What this task involves. Your task is to copy each line of the listing that contains the word "DANH".

### Listed records ###

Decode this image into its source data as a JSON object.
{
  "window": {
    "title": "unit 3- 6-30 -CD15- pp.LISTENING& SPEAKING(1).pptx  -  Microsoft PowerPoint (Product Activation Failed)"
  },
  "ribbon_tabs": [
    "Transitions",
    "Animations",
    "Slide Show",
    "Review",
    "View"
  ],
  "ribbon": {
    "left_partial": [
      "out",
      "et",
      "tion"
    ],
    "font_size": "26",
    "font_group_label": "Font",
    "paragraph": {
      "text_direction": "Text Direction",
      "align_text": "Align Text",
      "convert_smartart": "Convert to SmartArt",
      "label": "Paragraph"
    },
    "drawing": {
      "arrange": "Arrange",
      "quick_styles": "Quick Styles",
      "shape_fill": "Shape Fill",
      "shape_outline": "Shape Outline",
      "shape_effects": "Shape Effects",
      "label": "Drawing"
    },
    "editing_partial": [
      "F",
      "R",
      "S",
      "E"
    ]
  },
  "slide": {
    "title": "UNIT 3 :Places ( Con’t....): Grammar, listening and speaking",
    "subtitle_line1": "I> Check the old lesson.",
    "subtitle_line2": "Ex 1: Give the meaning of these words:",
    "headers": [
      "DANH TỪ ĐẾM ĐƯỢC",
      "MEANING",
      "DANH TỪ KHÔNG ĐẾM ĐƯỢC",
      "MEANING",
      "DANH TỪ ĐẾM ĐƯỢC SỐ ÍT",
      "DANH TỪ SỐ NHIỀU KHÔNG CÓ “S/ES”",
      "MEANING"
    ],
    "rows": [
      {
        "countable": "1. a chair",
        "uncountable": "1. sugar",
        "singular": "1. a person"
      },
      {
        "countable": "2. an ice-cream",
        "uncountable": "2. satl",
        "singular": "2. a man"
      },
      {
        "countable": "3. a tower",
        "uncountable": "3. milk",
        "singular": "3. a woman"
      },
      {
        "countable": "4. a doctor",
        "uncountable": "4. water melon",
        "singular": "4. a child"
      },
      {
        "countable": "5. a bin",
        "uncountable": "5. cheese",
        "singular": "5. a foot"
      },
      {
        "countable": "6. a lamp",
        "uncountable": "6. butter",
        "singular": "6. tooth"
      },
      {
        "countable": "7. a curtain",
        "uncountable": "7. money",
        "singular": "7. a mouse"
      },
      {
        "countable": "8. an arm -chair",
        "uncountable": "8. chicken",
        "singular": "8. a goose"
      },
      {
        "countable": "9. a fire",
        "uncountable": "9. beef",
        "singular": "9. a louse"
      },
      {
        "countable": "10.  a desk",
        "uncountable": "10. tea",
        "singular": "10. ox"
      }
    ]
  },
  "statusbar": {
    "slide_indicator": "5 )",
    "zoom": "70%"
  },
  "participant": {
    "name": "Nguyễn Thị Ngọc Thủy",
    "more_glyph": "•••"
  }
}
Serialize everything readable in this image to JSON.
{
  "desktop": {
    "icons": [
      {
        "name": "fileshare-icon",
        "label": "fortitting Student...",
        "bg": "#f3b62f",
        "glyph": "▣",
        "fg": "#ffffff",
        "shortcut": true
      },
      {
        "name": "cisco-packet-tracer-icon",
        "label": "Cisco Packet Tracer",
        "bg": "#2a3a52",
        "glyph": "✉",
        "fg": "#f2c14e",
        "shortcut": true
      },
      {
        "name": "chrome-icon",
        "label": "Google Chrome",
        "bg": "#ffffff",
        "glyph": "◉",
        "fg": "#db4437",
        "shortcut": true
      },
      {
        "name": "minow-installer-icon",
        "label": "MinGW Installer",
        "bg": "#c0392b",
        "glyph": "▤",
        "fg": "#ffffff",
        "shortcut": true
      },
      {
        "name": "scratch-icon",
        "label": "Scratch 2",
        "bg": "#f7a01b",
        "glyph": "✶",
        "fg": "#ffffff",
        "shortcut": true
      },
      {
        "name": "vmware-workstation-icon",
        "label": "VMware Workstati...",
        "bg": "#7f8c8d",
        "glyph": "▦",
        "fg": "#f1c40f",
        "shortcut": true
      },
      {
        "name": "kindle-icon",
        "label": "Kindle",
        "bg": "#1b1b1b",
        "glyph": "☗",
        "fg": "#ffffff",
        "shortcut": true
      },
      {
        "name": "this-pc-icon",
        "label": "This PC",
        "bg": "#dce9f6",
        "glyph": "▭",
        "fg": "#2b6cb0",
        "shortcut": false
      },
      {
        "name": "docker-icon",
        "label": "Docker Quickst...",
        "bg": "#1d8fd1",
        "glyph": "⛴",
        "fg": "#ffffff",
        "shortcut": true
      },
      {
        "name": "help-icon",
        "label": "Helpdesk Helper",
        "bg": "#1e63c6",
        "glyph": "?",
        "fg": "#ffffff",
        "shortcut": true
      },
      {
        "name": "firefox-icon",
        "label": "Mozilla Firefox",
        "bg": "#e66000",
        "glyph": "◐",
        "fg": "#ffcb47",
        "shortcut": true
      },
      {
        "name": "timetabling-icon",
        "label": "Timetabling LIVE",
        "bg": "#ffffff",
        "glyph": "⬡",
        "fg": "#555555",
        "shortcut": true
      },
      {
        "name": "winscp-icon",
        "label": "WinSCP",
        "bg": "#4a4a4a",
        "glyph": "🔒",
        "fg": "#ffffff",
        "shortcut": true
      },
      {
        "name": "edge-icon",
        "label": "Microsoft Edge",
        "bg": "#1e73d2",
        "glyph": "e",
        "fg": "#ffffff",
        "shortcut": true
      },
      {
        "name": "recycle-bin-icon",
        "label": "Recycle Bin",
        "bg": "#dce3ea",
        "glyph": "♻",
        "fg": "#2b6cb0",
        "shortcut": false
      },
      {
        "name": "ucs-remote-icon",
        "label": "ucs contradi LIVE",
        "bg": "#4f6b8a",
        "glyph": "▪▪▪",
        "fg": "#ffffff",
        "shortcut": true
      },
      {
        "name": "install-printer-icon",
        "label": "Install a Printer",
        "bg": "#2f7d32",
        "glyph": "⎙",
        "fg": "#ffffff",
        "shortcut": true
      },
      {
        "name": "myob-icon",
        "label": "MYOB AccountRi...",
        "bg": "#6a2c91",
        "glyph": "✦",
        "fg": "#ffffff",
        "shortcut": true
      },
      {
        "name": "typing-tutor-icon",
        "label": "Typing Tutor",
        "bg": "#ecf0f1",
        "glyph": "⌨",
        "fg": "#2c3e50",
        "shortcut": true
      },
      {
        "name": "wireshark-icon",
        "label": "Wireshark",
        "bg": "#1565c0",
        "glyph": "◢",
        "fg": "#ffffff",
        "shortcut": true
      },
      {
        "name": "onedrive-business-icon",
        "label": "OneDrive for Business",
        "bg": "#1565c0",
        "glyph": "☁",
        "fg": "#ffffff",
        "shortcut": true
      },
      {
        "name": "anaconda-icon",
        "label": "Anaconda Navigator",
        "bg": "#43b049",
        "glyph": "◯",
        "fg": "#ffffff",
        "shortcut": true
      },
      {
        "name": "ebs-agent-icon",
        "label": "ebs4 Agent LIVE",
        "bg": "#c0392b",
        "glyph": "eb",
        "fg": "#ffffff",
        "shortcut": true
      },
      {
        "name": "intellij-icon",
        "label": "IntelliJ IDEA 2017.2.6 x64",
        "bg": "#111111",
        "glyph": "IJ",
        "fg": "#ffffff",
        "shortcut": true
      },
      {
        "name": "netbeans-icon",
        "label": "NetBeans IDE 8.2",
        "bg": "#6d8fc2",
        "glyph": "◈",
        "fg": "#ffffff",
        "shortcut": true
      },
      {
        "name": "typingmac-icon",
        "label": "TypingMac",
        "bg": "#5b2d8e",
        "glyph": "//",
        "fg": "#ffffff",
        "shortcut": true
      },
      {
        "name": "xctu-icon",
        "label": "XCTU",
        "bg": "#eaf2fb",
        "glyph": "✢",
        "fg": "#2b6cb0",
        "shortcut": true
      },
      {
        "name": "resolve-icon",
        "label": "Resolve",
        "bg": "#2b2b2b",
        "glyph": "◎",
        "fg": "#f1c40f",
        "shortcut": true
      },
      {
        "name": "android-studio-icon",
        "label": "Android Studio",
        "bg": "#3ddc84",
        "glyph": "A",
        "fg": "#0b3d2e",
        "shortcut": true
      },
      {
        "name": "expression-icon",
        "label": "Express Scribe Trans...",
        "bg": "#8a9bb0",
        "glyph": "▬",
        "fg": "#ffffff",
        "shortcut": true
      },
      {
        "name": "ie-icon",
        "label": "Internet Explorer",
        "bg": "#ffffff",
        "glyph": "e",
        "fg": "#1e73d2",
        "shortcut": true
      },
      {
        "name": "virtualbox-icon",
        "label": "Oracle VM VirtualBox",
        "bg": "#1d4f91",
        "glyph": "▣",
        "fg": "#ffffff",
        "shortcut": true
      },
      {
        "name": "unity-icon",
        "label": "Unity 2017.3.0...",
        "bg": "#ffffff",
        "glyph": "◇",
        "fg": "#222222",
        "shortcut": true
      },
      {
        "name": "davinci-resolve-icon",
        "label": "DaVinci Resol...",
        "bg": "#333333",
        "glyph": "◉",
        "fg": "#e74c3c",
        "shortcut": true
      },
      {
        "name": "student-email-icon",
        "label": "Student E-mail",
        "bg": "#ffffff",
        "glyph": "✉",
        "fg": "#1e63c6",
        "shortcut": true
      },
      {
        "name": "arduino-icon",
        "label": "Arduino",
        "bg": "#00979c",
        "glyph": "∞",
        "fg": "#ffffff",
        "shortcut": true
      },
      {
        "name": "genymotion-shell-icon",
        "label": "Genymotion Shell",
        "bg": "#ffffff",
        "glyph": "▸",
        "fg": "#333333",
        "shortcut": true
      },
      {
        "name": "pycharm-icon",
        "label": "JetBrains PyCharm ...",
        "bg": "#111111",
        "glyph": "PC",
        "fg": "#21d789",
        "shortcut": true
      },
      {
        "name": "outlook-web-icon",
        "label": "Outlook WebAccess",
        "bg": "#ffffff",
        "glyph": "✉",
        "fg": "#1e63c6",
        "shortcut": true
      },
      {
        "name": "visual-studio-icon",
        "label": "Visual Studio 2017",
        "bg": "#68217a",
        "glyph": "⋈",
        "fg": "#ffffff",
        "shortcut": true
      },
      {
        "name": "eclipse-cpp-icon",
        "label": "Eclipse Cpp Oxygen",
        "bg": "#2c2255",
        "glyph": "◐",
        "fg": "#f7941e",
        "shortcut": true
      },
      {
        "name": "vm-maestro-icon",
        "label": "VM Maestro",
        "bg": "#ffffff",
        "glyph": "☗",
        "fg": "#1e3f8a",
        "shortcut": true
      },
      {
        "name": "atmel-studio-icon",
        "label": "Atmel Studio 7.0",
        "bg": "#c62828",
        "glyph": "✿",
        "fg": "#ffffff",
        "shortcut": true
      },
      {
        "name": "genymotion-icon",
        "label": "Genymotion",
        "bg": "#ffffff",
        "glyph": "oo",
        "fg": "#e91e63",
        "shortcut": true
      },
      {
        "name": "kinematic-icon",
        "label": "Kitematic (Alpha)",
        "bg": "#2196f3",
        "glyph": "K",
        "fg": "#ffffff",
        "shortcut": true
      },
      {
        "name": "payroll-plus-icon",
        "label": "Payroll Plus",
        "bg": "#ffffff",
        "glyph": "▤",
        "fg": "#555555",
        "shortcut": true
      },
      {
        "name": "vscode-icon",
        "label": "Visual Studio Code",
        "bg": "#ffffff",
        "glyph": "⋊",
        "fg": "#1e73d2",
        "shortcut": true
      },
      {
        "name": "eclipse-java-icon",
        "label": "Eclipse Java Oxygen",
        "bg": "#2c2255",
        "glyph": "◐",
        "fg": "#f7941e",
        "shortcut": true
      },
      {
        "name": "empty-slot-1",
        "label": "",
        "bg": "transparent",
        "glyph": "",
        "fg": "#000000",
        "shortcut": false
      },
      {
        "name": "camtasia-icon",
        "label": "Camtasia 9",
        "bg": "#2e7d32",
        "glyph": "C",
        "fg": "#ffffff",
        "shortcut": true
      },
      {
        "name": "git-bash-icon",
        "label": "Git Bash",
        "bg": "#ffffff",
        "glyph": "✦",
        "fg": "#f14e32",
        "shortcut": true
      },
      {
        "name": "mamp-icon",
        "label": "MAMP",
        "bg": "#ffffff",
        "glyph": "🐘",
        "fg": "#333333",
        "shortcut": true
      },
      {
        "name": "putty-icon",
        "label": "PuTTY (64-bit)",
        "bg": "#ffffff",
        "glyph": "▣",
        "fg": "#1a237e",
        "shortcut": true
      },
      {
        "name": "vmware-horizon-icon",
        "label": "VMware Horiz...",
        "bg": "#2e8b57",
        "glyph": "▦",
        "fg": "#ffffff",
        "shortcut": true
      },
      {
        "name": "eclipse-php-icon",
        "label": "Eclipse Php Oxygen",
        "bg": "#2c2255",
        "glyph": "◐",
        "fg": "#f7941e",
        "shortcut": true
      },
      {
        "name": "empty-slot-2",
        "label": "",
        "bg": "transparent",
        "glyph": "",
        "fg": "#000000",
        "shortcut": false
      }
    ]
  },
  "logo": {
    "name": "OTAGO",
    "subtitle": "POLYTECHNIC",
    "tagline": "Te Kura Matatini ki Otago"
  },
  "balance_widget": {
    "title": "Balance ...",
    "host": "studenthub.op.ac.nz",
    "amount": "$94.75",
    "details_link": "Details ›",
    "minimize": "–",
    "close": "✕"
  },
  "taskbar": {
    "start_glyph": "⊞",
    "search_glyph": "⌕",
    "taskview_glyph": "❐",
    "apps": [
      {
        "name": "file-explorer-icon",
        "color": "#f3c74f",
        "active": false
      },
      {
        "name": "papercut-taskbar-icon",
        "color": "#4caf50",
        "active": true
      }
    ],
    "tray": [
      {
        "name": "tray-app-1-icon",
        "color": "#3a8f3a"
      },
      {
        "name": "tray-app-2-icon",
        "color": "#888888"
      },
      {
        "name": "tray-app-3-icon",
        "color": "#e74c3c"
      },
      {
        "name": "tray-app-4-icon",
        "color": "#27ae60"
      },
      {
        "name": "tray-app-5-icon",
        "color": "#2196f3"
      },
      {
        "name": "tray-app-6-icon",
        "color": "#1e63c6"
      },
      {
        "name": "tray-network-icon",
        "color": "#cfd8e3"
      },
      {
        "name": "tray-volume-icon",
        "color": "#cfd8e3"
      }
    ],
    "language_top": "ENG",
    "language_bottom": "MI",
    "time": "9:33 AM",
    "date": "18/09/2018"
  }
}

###

Result for this exercise.
      "DANH TỪ ĐẾM ĐƯỢC",
      "DANH TỪ KHÔNG ĐẾM ĐƯỢC",
      "DANH TỪ ĐẾM ĐƯỢC SỐ ÍT",
      "DANH TỪ SỐ NHIỀU KHÔNG CÓ “S/ES”",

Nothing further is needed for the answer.